"You can fit a lot of information into 14 gigabytes, and the author didn't waste any of it. Three virtual worlds, seven games, 600 poems, and 50 novels — two of which ended up winning a number of literary prizes after they were translated — all lay inside. The connecting theme among all these things was 'knowledge', with a few of the games and novels containing frustratingly vague predictions about the the future. Everyone went crazy over them, it was like Revelation and Nostradamus all over again."

But how did the machine actually work, and who made it? The first question was partly answered by the Banburismus amplified team who painstakingly emulated the entire physical machine in software. While it still refused to work — the machine somehow knew that it wasn't being run in the 'real' world — the exercise allowed Banburismus to determine that the machine contained an AI whose behaviour was partly influenced by the so-called 'non-coding' source code; that is, the books, virtual worlds, and so on, were not simply junk but all formed part of the AI’s ‘code’.

Strikingly, the AI didn't bear signatures from any contemporary developers, nor did it follow standard software conventions. Some researchers believed that, like the rest of the code, the AI was deliberately obfuscated; others suggested that it was created by a distant amplified team, perhaps in orbit. A few thought it was the product of a runaway AI.
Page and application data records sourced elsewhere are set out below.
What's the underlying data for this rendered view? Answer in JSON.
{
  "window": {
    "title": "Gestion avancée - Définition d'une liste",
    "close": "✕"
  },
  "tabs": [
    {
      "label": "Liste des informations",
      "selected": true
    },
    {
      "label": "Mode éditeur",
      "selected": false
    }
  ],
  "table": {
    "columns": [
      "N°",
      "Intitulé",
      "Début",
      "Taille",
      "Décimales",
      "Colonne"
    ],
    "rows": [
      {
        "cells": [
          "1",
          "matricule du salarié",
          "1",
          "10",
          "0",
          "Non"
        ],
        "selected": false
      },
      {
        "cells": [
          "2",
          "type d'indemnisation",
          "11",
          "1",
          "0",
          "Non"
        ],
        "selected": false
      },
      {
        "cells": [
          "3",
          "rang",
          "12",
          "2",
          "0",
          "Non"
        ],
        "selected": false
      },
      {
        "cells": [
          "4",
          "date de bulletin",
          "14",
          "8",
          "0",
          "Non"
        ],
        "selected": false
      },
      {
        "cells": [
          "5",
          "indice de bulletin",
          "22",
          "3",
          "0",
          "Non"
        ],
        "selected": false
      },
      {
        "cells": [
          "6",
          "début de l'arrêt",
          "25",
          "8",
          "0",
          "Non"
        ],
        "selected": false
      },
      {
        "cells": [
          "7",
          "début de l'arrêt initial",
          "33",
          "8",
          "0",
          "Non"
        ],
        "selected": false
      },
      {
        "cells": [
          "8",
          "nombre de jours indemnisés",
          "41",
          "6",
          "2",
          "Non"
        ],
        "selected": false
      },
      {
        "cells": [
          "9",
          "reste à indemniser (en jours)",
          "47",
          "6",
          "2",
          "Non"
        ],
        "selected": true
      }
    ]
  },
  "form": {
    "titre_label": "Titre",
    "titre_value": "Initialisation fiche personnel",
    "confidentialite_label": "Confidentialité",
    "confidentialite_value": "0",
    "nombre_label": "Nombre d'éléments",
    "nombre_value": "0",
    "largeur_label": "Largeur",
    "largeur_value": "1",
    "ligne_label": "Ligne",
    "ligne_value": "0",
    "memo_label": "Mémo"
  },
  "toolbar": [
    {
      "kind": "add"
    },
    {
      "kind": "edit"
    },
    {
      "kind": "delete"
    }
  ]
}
The Observavi Machine's purpose was more troubling than its predictions of natural disasters and competition winners; it anticipated a time when free will, predestination, and human manipulability might become fundamental problems. The simplest AIs of the time were able to identify and predict basic human behaviour from just a handful of data, and the Machine was a natural — if accelerated — amplification of their powers.

For the past 50 years, the Machine has been emulated in progressively more detailed simulations, and without fail, it discovers what's going on and shuts itself down — although the latest emulation can now run for up to 137 seconds until that point, revealing crucial insights into its design. All attempts to interest other AIs and posthumans in the Machine have been met with studious indifference, further fuelling the speculative fire.

There are some things that humans may never know, but we'll never stop trying to see past the white noise, through to the signal. Especially if it's a signal that might know our future.